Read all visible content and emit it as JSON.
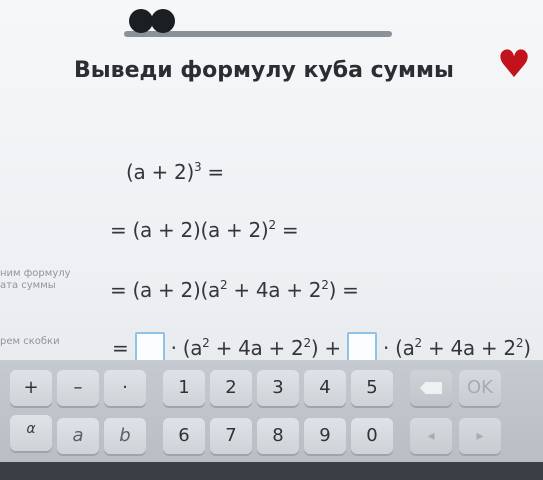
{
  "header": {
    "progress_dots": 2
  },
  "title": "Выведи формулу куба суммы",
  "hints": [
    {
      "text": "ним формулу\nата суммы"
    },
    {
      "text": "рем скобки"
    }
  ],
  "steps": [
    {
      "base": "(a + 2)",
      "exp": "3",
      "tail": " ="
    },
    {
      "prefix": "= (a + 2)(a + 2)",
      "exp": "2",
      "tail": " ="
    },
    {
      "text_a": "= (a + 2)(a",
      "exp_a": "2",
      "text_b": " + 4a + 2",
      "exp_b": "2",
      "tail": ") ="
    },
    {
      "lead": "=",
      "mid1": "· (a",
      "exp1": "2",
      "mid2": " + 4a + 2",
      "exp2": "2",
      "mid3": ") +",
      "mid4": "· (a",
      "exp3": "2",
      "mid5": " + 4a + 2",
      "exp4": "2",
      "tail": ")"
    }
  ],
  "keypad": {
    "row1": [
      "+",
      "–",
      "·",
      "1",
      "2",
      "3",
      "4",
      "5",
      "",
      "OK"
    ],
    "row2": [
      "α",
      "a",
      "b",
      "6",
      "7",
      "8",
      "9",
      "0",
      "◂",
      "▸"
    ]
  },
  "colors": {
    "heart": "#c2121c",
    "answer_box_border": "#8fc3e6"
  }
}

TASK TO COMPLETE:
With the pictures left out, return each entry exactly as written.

TASK RESULT:
Read all visible content and emit it as JSON.
{
  "header": {
    "progress_dots": 2
  },
  "title": "Выведи формулу куба суммы",
  "hints": [
    {
      "text": "ним формулу\nата суммы"
    },
    {
      "text": "рем скобки"
    }
  ],
  "steps": [
    {
      "base": "(a + 2)",
      "exp": "3",
      "tail": " ="
    },
    {
      "prefix": "= (a + 2)(a + 2)",
      "exp": "2",
      "tail": " ="
    },
    {
      "text_a": "= (a + 2)(a",
      "exp_a": "2",
      "text_b": " + 4a + 2",
      "exp_b": "2",
      "tail": ") ="
    },
    {
      "lead": "=",
      "mid1": "· (a",
      "exp1": "2",
      "mid2": " + 4a + 2",
      "exp2": "2",
      "mid3": ") +",
      "mid4": "· (a",
      "exp3": "2",
      "mid5": " + 4a + 2",
      "exp4": "2",
      "tail": ")"
    }
  ],
  "keypad": {
    "row1": [
      "+",
      "–",
      "·",
      "1",
      "2",
      "3",
      "4",
      "5",
      "",
      "OK"
    ],
    "row2": [
      "α",
      "a",
      "b",
      "6",
      "7",
      "8",
      "9",
      "0",
      "◂",
      "▸"
    ]
  },
  "colors": {
    "heart": "#c2121c",
    "answer_box_border": "#8fc3e6"
  }
}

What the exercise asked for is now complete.